[EXERCISE MATERIALS Boundary: Start]
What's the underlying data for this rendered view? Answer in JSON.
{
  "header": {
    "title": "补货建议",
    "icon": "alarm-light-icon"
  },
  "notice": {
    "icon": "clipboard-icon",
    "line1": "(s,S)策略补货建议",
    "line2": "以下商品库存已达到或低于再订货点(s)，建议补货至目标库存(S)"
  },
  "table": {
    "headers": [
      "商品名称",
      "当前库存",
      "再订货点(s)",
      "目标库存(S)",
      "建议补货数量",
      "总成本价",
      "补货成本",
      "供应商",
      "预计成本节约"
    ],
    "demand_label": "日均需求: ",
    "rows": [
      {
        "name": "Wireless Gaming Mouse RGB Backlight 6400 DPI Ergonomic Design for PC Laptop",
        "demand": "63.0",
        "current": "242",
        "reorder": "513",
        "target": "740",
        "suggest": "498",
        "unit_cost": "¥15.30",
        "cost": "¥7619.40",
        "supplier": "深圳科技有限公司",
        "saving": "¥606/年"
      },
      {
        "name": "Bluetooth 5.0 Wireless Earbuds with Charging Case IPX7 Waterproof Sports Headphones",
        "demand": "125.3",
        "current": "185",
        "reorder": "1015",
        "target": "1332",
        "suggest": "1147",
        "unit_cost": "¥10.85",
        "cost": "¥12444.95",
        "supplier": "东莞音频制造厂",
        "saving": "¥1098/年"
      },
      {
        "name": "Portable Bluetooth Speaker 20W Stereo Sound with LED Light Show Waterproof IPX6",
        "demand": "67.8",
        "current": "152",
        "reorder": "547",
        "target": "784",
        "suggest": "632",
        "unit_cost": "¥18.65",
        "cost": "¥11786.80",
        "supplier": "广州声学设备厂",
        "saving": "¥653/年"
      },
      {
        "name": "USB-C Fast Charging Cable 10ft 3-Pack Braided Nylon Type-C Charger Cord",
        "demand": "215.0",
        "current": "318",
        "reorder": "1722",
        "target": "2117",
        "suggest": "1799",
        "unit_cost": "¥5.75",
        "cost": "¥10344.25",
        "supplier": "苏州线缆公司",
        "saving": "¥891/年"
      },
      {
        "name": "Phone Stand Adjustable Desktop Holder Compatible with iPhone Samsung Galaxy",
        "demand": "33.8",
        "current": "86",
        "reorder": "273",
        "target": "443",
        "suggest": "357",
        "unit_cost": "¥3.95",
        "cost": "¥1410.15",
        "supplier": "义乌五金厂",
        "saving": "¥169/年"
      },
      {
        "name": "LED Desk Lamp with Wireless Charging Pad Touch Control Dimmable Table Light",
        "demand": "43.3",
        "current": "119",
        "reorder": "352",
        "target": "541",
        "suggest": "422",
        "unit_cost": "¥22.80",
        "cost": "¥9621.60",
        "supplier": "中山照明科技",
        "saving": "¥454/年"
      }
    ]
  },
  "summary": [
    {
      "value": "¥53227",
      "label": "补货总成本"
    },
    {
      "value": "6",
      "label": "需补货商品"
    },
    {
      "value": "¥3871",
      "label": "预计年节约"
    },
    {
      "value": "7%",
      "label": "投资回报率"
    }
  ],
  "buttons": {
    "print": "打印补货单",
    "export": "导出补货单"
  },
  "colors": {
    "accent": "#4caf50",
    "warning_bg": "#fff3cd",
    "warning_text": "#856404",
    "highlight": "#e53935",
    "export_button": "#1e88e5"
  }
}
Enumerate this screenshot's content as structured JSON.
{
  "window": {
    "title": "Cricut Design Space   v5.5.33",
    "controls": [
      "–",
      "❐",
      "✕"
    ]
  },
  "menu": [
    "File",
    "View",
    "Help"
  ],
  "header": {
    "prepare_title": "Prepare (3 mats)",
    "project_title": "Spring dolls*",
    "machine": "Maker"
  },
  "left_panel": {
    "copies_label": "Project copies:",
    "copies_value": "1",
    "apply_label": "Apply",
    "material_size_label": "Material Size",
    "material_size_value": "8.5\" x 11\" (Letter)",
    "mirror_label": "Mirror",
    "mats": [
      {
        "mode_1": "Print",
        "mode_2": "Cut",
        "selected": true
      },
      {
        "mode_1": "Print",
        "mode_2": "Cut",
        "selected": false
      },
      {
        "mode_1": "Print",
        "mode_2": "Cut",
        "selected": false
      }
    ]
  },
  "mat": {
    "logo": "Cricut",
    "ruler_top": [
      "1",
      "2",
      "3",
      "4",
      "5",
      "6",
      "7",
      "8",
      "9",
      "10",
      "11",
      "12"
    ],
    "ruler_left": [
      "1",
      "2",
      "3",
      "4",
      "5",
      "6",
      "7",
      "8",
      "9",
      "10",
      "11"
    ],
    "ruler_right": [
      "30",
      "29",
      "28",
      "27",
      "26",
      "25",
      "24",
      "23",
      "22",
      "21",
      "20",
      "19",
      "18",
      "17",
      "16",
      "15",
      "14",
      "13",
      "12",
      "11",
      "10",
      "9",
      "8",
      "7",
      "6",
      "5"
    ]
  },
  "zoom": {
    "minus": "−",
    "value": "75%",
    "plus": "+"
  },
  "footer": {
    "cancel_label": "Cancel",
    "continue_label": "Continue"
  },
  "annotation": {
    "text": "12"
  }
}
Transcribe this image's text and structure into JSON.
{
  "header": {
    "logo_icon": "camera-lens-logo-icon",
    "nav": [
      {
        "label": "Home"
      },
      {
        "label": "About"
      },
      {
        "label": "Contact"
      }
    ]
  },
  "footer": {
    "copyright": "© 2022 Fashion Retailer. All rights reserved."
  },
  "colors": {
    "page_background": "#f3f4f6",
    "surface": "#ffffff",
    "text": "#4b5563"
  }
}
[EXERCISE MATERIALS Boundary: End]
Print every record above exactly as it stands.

What's the underlying data for this rendered view? Answer in JSON.
{
  "header": {
    "title": "补货建议",
    "icon": "alarm-light-icon"
  },
  "notice": {
    "icon": "clipboard-icon",
    "line1": "(s,S)策略补货建议",
    "line2": "以下商品库存已达到或低于再订货点(s)，建议补货至目标库存(S)"
  },
  "table": {
    "headers": [
      "商品名称",
      "当前库存",
      "再订货点(s)",
      "目标库存(S)",
      "建议补货数量",
      "总成本价",
      "补货成本",
      "供应商",
      "预计成本节约"
    ],
    "demand_label": "日均需求: ",
    "rows": [
      {
        "name": "Wireless Gaming Mouse RGB Backlight 6400 DPI Ergonomic Design for PC Laptop",
        "demand": "63.0",
        "current": "242",
        "reorder": "513",
        "target": "740",
        "suggest": "498",
        "unit_cost": "¥15.30",
        "cost": "¥7619.40",
        "supplier": "深圳科技有限公司",
        "saving": "¥606/年"
      },
      {
        "name": "Bluetooth 5.0 Wireless Earbuds with Charging Case IPX7 Waterproof Sports Headphones",
        "demand": "125.3",
        "current": "185",
        "reorder": "1015",
        "target": "1332",
        "suggest": "1147",
        "unit_cost": "¥10.85",
        "cost": "¥12444.95",
        "supplier": "东莞音频制造厂",
        "saving": "¥1098/年"
      },
      {
        "name": "Portable Bluetooth Speaker 20W Stereo Sound with LED Light Show Waterproof IPX6",
        "demand": "67.8",
        "current": "152",
        "reorder": "547",
        "target": "784",
        "suggest": "632",
        "unit_cost": "¥18.65",
        "cost": "¥11786.80",
        "supplier": "广州声学设备厂",
        "saving": "¥653/年"
      },
      {
        "name": "USB-C Fast Charging Cable 10ft 3-Pack Braided Nylon Type-C Charger Cord",
        "demand": "215.0",
        "current": "318",
        "reorder": "1722",
        "target": "2117",
        "suggest": "1799",
        "unit_cost": "¥5.75",
        "cost": "¥10344.25",
        "supplier": "苏州线缆公司",
        "saving": "¥891/年"
      },
      {
        "name": "Phone Stand Adjustable Desktop Holder Compatible with iPhone Samsung Galaxy",
        "demand": "33.8",
        "current": "86",
        "reorder": "273",
        "target": "443",
        "suggest": "357",
        "unit_cost": "¥3.95",
        "cost": "¥1410.15",
        "supplier": "义乌五金厂",
        "saving": "¥169/年"
      },
      {
        "name": "LED Desk Lamp with Wireless Charging Pad Touch Control Dimmable Table Light",
        "demand": "43.3",
        "current": "119",
        "reorder": "352",
        "target": "541",
        "suggest": "422",
        "unit_cost": "¥22.80",
        "cost": "¥9621.60",
        "supplier": "中山照明科技",
        "saving": "¥454/年"
      }
    ]
  },
  "summary": [
    {
      "value": "¥53227",
      "label": "补货总成本"
    },
    {
      "value": "6",
      "label": "需补货商品"
    },
    {
      "value": "¥3871",
      "label": "预计年节约"
    },
    {
      "value": "7%",
      "label": "投资回报率"
    }
  ],
  "buttons": {
    "print": "打印补货单",
    "export": "导出补货单"
  },
  "colors": {
    "accent": "#4caf50",
    "warning_bg": "#fff3cd",
    "warning_text": "#856404",
    "highlight": "#e53935",
    "export_button": "#1e88e5"
  }
}
Enumerate this screenshot's content as structured JSON.
{
  "window": {
    "title": "Cricut Design Space   v5.5.33",
    "controls": [
      "–",
      "❐",
      "✕"
    ]
  },
  "menu": [
    "File",
    "View",
    "Help"
  ],
  "header": {
    "prepare_title": "Prepare (3 mats)",
    "project_title": "Spring dolls*",
    "machine": "Maker"
  },
  "left_panel": {
    "copies_label": "Project copies:",
    "copies_value": "1",
    "apply_label": "Apply",
    "material_size_label": "Material Size",
    "material_size_value": "8.5\" x 11\" (Letter)",
    "mirror_label": "Mirror",
    "mats": [
      {
        "mode_1": "Print",
        "mode_2": "Cut",
        "selected": true
      },
      {
        "mode_1": "Print",
        "mode_2": "Cut",
        "selected": false
      },
      {
        "mode_1": "Print",
        "mode_2": "Cut",
        "selected": false
      }
    ]
  },
  "mat": {
    "logo": "Cricut",
    "ruler_top": [
      "1",
      "2",
      "3",
      "4",
      "5",
      "6",
      "7",
      "8",
      "9",
      "10",
      "11",
      "12"
    ],
    "ruler_left": [
      "1",
      "2",
      "3",
      "4",
      "5",
      "6",
      "7",
      "8",
      "9",
      "10",
      "11"
    ],
    "ruler_right": [
      "30",
      "29",
      "28",
      "27",
      "26",
      "25",
      "24",
      "23",
      "22",
      "21",
      "20",
      "19",
      "18",
      "17",
      "16",
      "15",
      "14",
      "13",
      "12",
      "11",
      "10",
      "9",
      "8",
      "7",
      "6",
      "5"
    ]
  },
  "zoom": {
    "minus": "−",
    "value": "75%",
    "plus": "+"
  },
  "footer": {
    "cancel_label": "Cancel",
    "continue_label": "Continue"
  },
  "annotation": {
    "text": "12"
  }
}
Transcribe this image's text and structure into JSON.
{
  "header": {
    "logo_icon": "camera-lens-logo-icon",
    "nav": [
      {
        "label": "Home"
      },
      {
        "label": "About"
      },
      {
        "label": "Contact"
      }
    ]
  },
  "footer": {
    "copyright": "© 2022 Fashion Retailer. All rights reserved."
  },
  "colors": {
    "page_background": "#f3f4f6",
    "surface": "#ffffff",
    "text": "#4b5563"
  }
}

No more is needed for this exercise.